* I’ve been persuaded by some NOBOs to take a zero in Steamboat
* I’ve made it to Steamboat using an alternative route of my own devising, which looked fun on paper…
* I have about 5 days of hiking to hit Grand Lake, at which point I’m heading up to Glacier NP
After Rawlins it took me 3 days to get to Encampment, a small town around 20 miles from the Colorado border. The three days were full of glorious snow traverses and trail finding, with some peak climbing that had real ascents. The kind of hiking that had been absent through the basin.
I arrived at the parking lot to hitch into Encampment a couple hours before sunset. My hitch into Encampment was… unexpected, given that only two cars drove by in about 2 hours. As sunset approached, I realized that I’d just have to camp near the pit toilets (the only non-paved, flat area), and would have to hitch a ride in the morning.
Just as I pulled out my bivy, a pickup truck swung into the parking lot, and I secured a ride in their truck bed into Encampment that got me there around 9 PM. Turns out, nothing in Encampment is open passed 5:30 PM, and I had some difficulty finding a place to sleep and shower. Fortunately, I eventually found a pajama-clad campsite host, and secured a patch of grass for the night.
Prior to getting into Encampment, I had heard from some NOBOs that the snow 30mi north of Rabbit Ears Pass was dangerous at best, and quite possibly impassable. As such, I pulled together what looked like a fun alternative route, which would bring me directly into Steamboat, and allow me to avoid snow and a potentially meh hitch into town.
As I passed more NOBOs over the next 2 days, I learned that Rabbit Ears Pass was fine. Before reaching the point where I had to make a decision, I passed a rare trail curiosity: a pack of hundreds of sheep some random truck decided to dump onto the road. “Bahhh” they exclaimed. “Hello clouds!” I called back.
With wisdom from the sheeps’ words echoing through my mind, I decided I wanted to try out the alternative that I had mapped. Yeah, probably a mistake. Instead of snow, my route had me clambering over tens of thousands of burned, fallen trees. When not leaping over trees, I found myself wading through chest-deep rivers — swollen from the late season snow pack. The trail finding was difficult at best, and my feet remained wet for the 30 mile route I constructed.

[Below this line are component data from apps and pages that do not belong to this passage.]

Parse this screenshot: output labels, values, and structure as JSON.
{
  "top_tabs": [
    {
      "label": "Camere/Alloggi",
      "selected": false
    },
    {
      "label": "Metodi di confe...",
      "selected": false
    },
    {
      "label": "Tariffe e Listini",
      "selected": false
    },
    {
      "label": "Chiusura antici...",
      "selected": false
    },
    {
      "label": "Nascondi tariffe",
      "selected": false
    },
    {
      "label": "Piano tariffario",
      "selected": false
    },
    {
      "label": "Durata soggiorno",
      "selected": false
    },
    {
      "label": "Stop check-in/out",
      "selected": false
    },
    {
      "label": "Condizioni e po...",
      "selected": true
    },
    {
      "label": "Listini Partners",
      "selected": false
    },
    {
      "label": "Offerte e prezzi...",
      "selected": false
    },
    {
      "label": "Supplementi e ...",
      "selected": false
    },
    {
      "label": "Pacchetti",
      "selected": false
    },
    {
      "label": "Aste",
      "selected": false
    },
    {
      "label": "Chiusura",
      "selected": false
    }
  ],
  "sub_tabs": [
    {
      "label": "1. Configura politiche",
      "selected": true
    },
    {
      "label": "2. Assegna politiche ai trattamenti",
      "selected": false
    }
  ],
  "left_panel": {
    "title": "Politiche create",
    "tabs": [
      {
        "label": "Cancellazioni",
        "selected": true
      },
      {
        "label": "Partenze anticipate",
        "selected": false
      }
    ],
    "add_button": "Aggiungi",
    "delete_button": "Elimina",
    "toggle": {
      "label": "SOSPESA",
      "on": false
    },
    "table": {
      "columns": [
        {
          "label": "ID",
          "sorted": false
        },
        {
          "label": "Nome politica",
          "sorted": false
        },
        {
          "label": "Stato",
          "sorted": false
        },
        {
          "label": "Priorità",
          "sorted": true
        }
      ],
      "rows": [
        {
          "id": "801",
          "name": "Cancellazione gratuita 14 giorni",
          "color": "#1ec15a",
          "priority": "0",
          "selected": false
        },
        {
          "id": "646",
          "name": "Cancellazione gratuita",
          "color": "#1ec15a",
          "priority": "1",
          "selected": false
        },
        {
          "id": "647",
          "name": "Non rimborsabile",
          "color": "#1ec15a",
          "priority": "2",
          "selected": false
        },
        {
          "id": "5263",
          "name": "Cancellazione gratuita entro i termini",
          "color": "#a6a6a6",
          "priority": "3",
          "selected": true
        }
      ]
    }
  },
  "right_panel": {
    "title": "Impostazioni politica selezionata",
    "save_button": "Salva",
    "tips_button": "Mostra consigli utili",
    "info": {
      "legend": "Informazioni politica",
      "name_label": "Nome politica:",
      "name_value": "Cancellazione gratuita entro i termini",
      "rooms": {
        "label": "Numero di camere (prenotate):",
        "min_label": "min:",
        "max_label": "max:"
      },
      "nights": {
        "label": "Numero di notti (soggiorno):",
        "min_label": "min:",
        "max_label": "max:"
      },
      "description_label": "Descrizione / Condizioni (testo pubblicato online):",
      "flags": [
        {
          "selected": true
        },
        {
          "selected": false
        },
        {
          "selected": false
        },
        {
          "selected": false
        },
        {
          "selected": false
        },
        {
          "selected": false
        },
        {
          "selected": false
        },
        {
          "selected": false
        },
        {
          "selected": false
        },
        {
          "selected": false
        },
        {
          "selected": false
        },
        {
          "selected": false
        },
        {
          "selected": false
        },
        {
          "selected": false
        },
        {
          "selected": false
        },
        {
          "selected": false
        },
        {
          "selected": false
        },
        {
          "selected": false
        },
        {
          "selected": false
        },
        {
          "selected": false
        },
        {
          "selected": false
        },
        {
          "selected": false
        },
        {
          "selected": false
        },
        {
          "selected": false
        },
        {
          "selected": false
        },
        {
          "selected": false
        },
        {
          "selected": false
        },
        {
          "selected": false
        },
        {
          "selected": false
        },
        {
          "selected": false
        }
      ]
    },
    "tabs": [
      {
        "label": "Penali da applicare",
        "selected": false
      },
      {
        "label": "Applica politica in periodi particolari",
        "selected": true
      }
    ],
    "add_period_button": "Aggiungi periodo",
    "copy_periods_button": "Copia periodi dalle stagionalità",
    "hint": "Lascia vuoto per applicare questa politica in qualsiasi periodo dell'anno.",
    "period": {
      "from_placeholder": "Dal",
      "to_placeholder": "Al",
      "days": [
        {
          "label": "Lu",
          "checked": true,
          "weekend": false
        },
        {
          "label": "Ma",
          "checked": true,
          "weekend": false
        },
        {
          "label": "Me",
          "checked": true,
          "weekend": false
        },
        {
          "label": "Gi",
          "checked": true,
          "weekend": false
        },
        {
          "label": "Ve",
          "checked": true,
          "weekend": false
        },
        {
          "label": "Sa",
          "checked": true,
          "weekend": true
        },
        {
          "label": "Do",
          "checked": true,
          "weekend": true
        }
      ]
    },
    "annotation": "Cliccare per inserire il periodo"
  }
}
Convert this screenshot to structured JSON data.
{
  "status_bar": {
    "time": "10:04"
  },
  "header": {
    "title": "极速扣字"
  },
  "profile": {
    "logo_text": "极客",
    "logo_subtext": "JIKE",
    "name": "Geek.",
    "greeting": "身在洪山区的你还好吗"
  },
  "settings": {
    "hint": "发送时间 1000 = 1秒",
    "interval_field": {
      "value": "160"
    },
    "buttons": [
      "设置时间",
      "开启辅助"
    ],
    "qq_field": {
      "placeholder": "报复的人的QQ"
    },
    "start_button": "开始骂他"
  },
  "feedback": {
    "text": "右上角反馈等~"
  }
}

The numerous tree traverses wore away my gear. My once hole-filled pants quickly become so holy the Vatican expressed interest, and then went past the point of having holes to the point where there might still be some fabric connectivity. I also lost my sunglasses during one particularly acrobatic (and not graceful) tree leap.
To be fair, the area was beautiful, and once some trail crews clean up the hundreds of acres of relevant burn area, I really think it will be a great hike! 4/5 stars, would not do again.
As I began my 5-mile road walk into Steamboat, I began frantically searching for a place to stay for the night. As it’s a weekend, and Steamboat is… Steamboat, my only options were severely over-priced accommodations. While I would have loved to look into a variety of other options, the sky decided to throw thunder, lightning, and one helluva a storm upon me at the very moment I began searching for not an absurd hotel room. And with that, I quickly grabbed a room for the night so I could put my phone away before it was water damaged. Once the rain stopped, I found out there were some other CDT hikers also looking for a place to stay. And like that, we struck a deal to bring my room’s cost down to something a little less absurd.
With love and new pants from Steamboat,